-- Supplied records follows --

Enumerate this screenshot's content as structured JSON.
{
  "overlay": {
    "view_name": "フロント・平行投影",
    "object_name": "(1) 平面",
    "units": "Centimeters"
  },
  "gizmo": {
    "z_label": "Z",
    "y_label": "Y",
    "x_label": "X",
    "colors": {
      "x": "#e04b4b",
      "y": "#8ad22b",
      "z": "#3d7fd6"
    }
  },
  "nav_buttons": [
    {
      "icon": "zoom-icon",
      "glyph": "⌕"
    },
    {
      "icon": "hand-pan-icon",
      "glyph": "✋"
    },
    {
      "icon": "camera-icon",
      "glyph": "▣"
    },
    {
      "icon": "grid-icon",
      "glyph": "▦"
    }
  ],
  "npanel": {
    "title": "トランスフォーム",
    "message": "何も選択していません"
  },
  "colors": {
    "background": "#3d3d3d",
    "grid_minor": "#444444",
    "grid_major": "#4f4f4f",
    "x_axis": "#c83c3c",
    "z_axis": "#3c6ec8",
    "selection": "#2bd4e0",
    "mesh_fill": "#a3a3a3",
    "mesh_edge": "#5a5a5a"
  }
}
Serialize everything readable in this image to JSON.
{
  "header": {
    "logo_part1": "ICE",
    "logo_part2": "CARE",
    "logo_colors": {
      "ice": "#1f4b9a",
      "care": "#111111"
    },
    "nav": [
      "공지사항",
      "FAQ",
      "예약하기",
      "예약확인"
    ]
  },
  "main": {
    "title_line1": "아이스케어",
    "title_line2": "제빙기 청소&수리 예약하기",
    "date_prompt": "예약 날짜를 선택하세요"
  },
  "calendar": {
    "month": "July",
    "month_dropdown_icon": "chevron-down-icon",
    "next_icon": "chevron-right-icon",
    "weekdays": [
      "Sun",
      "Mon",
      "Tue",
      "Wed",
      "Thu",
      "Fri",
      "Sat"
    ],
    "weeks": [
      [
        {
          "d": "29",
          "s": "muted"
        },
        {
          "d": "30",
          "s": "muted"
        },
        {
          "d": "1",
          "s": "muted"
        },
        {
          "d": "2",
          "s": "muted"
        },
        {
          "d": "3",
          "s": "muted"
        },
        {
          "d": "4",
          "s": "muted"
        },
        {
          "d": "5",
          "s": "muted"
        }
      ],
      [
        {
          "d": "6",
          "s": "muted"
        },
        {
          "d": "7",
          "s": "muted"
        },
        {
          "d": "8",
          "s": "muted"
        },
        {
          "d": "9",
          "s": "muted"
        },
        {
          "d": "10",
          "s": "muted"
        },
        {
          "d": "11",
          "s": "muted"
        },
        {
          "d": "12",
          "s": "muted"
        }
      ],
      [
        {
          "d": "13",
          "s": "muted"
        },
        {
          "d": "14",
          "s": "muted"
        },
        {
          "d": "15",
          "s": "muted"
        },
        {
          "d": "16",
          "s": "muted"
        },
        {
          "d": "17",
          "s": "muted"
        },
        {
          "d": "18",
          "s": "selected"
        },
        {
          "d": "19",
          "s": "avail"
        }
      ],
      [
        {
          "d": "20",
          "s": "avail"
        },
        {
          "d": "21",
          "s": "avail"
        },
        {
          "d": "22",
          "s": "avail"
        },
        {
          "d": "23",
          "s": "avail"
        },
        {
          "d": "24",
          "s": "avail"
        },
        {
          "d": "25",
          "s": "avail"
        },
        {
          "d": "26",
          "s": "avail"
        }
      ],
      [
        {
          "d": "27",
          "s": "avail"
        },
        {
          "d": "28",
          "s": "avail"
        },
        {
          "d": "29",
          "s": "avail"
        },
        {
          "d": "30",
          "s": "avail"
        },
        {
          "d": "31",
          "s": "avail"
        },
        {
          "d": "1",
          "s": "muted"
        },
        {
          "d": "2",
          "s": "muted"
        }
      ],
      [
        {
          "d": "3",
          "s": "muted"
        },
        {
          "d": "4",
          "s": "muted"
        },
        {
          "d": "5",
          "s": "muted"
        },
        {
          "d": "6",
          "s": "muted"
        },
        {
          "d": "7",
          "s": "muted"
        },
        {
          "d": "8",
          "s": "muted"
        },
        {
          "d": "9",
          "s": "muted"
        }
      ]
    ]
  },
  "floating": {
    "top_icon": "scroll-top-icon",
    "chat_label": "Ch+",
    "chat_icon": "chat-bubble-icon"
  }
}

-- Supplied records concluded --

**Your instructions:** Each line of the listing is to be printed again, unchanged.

**Exercise response:**
Enumerate this screenshot's content as structured JSON.
{
  "overlay": {
    "view_name": "フロント・平行投影",
    "object_name": "(1) 平面",
    "units": "Centimeters"
  },
  "gizmo": {
    "z_label": "Z",
    "y_label": "Y",
    "x_label": "X",
    "colors": {
      "x": "#e04b4b",
      "y": "#8ad22b",
      "z": "#3d7fd6"
    }
  },
  "nav_buttons": [
    {
      "icon": "zoom-icon",
      "glyph": "⌕"
    },
    {
      "icon": "hand-pan-icon",
      "glyph": "✋"
    },
    {
      "icon": "camera-icon",
      "glyph": "▣"
    },
    {
      "icon": "grid-icon",
      "glyph": "▦"
    }
  ],
  "npanel": {
    "title": "トランスフォーム",
    "message": "何も選択していません"
  },
  "colors": {
    "background": "#3d3d3d",
    "grid_minor": "#444444",
    "grid_major": "#4f4f4f",
    "x_axis": "#c83c3c",
    "z_axis": "#3c6ec8",
    "selection": "#2bd4e0",
    "mesh_fill": "#a3a3a3",
    "mesh_edge": "#5a5a5a"
  }
}
Serialize everything readable in this image to JSON.
{
  "header": {
    "logo_part1": "ICE",
    "logo_part2": "CARE",
    "logo_colors": {
      "ice": "#1f4b9a",
      "care": "#111111"
    },
    "nav": [
      "공지사항",
      "FAQ",
      "예약하기",
      "예약확인"
    ]
  },
  "main": {
    "title_line1": "아이스케어",
    "title_line2": "제빙기 청소&수리 예약하기",
    "date_prompt": "예약 날짜를 선택하세요"
  },
  "calendar": {
    "month": "July",
    "month_dropdown_icon": "chevron-down-icon",
    "next_icon": "chevron-right-icon",
    "weekdays": [
      "Sun",
      "Mon",
      "Tue",
      "Wed",
      "Thu",
      "Fri",
      "Sat"
    ],
    "weeks": [
      [
        {
          "d": "29",
          "s": "muted"
        },
        {
          "d": "30",
          "s": "muted"
        },
        {
          "d": "1",
          "s": "muted"
        },
        {
          "d": "2",
          "s": "muted"
        },
        {
          "d": "3",
          "s": "muted"
        },
        {
          "d": "4",
          "s": "muted"
        },
        {
          "d": "5",
          "s": "muted"
        }
      ],
      [
        {
          "d": "6",
          "s": "muted"
        },
        {
          "d": "7",
          "s": "muted"
        },
        {
          "d": "8",
          "s": "muted"
        },
        {
          "d": "9",
          "s": "muted"
        },
        {
          "d": "10",
          "s": "muted"
        },
        {
          "d": "11",
          "s": "muted"
        },
        {
          "d": "12",
          "s": "muted"
        }
      ],
      [
        {
          "d": "13",
          "s": "muted"
        },
        {
          "d": "14",
          "s": "muted"
        },
        {
          "d": "15",
          "s": "muted"
        },
        {
          "d": "16",
          "s": "muted"
        },
        {
          "d": "17",
          "s": "muted"
        },
        {
          "d": "18",
          "s": "selected"
        },
        {
          "d": "19",
          "s": "avail"
        }
      ],
      [
        {
          "d": "20",
          "s": "avail"
        },
        {
          "d": "21",
          "s": "avail"
        },
        {
          "d": "22",
          "s": "avail"
        },
        {
          "d": "23",
          "s": "avail"
        },
        {
          "d": "24",
          "s": "avail"
        },
        {
          "d": "25",
          "s": "avail"
        },
        {
          "d": "26",
          "s": "avail"
        }
      ],
      [
        {
          "d": "27",
          "s": "avail"
        },
        {
          "d": "28",
          "s": "avail"
        },
        {
          "d": "29",
          "s": "avail"
        },
        {
          "d": "30",
          "s": "avail"
        },
        {
          "d": "31",
          "s": "avail"
        },
        {
          "d": "1",
          "s": "muted"
        },
        {
          "d": "2",
          "s": "muted"
        }
      ],
      [
        {
          "d": "3",
          "s": "muted"
        },
        {
          "d": "4",
          "s": "muted"
        },
        {
          "d": "5",
          "s": "muted"
        },
        {
          "d": "6",
          "s": "muted"
        },
        {
          "d": "7",
          "s": "muted"
        },
        {
          "d": "8",
          "s": "muted"
        },
        {
          "d": "9",
          "s": "muted"
        }
      ]
    ]
  },
  "floating": {
    "top_icon": "scroll-top-icon",
    "chat_label": "Ch+",
    "chat_icon": "chat-bubble-icon"
  }
}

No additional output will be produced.